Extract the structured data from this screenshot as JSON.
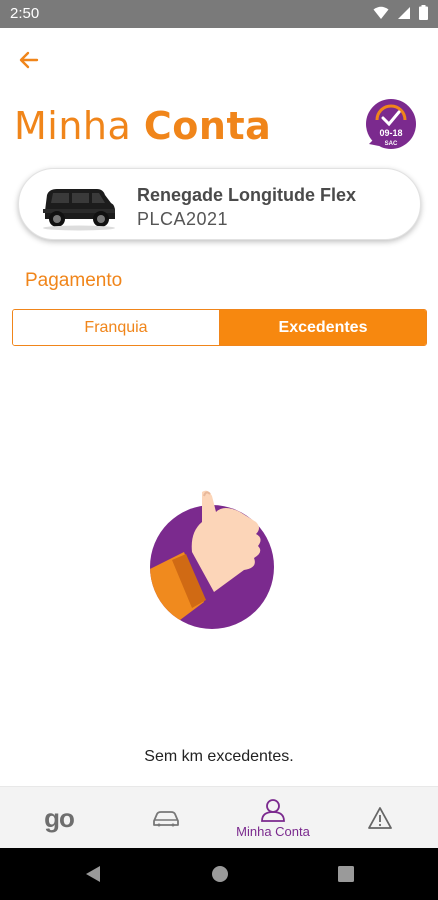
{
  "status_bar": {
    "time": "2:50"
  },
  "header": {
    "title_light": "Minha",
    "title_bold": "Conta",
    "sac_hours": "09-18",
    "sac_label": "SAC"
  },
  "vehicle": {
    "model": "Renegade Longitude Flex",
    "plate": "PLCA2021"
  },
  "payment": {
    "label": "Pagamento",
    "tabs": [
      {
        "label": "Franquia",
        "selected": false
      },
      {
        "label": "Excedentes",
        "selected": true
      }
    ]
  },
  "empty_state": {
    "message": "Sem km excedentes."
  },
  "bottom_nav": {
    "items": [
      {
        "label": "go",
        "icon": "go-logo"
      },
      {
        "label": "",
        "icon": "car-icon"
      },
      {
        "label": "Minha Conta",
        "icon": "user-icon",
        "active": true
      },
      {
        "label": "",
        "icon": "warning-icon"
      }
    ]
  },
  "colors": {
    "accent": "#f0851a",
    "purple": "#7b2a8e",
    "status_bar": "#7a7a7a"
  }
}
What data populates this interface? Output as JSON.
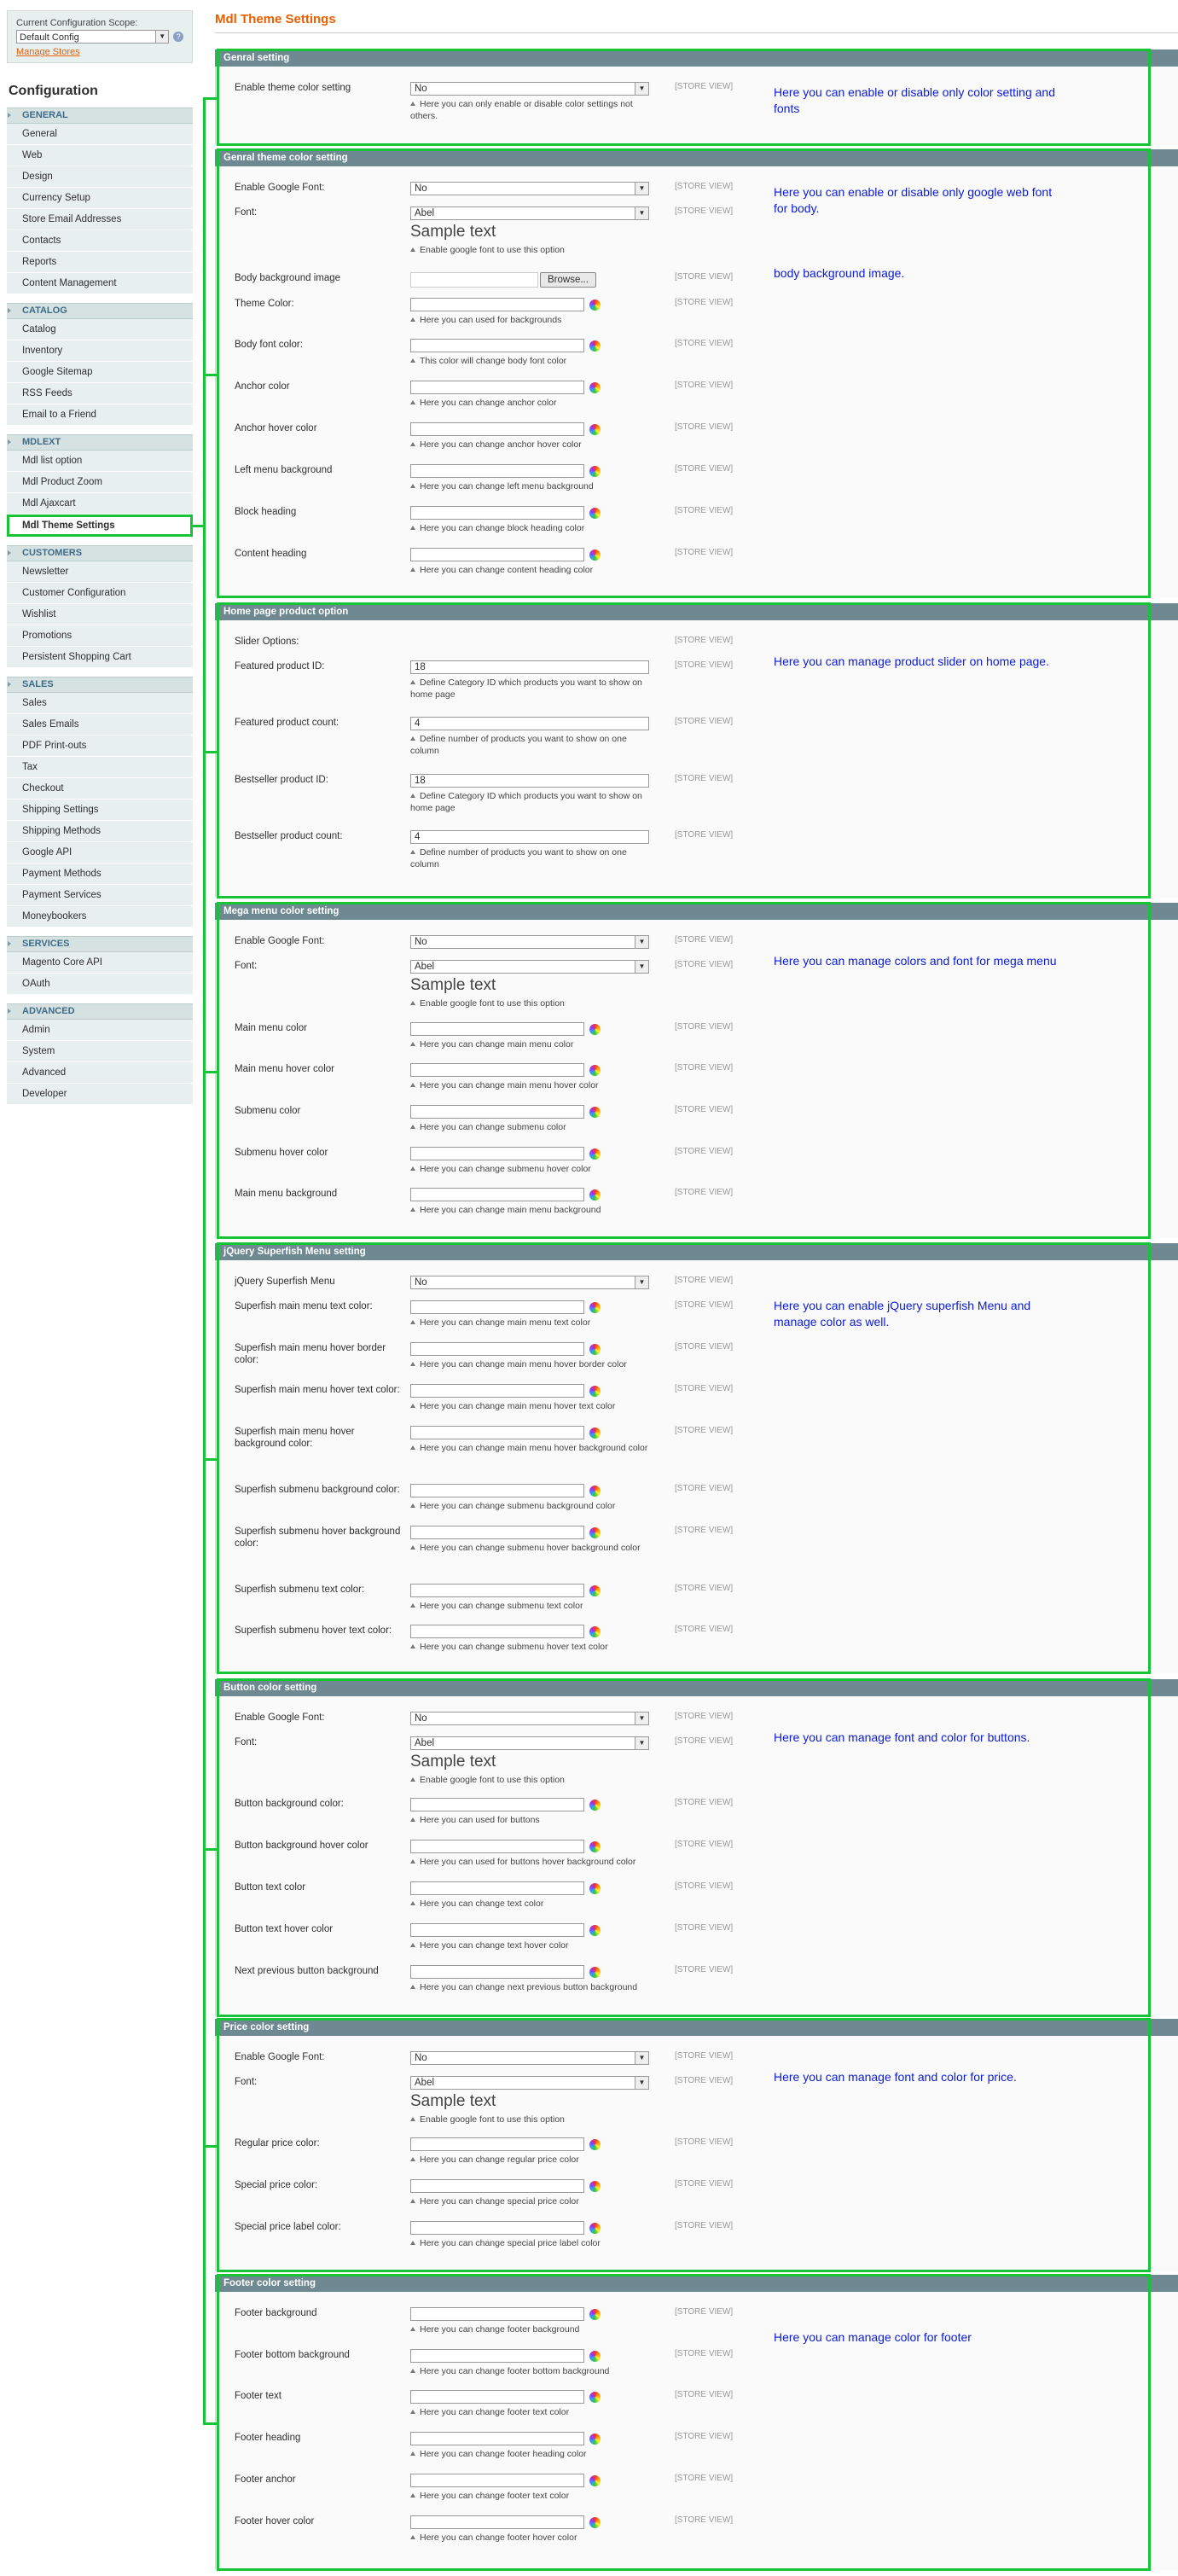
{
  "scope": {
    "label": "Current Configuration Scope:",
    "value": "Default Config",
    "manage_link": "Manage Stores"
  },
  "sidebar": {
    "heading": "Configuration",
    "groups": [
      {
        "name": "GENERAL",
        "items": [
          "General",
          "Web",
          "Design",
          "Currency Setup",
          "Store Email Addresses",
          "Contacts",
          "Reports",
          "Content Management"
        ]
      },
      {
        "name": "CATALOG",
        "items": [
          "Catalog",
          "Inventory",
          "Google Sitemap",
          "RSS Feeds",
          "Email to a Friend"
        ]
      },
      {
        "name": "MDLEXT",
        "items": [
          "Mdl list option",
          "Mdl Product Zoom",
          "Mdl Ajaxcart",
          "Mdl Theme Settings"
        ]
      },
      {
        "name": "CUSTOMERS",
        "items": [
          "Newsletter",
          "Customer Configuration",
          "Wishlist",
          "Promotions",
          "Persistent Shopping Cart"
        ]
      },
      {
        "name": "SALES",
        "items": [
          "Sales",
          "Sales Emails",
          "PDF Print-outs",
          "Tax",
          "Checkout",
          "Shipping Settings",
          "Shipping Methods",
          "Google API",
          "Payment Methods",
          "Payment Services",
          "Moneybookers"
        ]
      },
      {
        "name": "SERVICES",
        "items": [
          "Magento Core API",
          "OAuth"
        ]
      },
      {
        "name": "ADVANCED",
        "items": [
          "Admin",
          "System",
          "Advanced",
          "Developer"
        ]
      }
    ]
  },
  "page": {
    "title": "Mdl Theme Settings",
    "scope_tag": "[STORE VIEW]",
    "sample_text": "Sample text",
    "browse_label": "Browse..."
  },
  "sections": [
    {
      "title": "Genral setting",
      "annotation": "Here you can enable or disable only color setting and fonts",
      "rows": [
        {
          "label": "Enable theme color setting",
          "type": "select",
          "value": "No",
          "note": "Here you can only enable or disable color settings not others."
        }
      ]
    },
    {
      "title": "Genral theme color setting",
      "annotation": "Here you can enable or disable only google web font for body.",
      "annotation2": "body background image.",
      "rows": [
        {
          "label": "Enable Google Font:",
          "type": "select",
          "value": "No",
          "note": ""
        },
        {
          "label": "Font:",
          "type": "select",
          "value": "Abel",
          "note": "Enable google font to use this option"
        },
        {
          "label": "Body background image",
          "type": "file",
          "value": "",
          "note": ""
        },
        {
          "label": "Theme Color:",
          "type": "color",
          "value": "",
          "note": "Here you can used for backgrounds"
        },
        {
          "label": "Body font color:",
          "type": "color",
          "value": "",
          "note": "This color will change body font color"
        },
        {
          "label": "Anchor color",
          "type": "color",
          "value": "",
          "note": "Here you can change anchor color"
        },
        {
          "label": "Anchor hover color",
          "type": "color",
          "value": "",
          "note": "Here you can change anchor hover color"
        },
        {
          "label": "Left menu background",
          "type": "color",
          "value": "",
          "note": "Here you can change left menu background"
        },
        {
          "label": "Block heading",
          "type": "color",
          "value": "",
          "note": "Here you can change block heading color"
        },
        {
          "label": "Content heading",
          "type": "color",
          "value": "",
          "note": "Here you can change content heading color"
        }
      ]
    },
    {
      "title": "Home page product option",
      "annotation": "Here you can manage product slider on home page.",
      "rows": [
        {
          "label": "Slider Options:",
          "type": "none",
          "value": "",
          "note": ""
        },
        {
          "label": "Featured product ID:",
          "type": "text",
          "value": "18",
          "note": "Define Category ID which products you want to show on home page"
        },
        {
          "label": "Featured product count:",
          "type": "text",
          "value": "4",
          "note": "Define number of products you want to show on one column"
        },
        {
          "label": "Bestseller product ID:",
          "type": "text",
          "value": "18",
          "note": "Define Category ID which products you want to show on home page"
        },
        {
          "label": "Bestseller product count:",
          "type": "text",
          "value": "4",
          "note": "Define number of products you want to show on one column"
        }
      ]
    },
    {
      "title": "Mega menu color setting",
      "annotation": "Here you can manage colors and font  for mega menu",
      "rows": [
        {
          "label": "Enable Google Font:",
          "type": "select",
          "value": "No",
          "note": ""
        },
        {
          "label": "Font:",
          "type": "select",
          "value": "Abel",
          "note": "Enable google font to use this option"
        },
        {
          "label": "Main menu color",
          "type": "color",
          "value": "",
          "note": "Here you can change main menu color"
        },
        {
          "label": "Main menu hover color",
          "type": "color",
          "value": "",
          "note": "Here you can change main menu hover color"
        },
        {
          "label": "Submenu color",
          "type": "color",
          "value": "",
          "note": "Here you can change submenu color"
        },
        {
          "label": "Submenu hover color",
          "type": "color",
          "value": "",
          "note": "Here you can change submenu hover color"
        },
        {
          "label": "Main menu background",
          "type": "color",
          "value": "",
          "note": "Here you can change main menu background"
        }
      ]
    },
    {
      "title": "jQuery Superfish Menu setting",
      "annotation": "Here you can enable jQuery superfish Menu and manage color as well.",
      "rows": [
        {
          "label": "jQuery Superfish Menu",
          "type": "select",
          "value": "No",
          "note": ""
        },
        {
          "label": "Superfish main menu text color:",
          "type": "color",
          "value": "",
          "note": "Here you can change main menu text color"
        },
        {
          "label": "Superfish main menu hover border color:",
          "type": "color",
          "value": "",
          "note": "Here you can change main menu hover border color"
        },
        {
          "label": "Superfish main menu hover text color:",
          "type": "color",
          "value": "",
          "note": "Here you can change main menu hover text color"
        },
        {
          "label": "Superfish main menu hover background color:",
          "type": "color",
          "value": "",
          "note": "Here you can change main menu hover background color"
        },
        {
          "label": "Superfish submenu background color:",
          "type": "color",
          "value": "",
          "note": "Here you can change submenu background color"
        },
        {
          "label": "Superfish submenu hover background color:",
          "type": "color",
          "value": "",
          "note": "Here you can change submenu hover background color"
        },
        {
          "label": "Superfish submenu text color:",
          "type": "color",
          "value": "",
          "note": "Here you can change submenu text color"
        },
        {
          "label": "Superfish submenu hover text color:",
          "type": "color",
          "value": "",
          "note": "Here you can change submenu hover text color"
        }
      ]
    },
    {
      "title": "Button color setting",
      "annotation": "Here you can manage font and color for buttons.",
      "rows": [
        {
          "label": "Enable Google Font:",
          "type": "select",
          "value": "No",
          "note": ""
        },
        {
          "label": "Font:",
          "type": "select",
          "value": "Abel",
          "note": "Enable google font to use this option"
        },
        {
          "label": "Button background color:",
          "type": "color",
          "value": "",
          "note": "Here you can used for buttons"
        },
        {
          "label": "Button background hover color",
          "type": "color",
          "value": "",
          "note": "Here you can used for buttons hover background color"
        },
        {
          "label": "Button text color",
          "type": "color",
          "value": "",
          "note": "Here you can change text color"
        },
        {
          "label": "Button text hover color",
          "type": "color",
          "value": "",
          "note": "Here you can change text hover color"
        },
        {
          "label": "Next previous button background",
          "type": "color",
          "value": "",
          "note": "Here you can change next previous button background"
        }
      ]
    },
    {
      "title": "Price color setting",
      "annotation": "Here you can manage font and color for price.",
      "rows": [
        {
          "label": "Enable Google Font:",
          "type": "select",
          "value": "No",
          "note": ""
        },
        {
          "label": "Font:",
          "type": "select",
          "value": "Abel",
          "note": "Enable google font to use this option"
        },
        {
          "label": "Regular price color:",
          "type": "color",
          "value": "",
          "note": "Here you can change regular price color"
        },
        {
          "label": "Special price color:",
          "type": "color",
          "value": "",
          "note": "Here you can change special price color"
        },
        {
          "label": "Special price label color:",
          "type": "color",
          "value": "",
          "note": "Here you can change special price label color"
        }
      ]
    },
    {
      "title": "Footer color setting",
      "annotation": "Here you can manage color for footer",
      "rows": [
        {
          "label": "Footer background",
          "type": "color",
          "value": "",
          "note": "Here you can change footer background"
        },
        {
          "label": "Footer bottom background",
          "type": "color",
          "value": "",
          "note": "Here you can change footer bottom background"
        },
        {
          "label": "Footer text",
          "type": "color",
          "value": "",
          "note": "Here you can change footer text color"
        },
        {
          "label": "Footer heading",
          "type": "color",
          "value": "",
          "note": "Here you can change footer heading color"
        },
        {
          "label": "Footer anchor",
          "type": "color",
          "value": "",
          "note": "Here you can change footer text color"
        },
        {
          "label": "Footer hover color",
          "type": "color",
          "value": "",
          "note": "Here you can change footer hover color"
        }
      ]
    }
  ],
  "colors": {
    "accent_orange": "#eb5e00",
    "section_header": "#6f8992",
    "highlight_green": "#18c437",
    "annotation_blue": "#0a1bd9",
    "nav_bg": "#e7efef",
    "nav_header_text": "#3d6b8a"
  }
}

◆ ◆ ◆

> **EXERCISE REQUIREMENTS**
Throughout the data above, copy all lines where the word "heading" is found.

> **RESPONSE**
    "heading": "Configuration",
          "label": "Block heading",
          "note": "Here you can change block heading color"
          "label": "Content heading",
          "note": "Here you can change content heading color"
          "label": "Footer heading",
          "note": "Here you can change footer heading color"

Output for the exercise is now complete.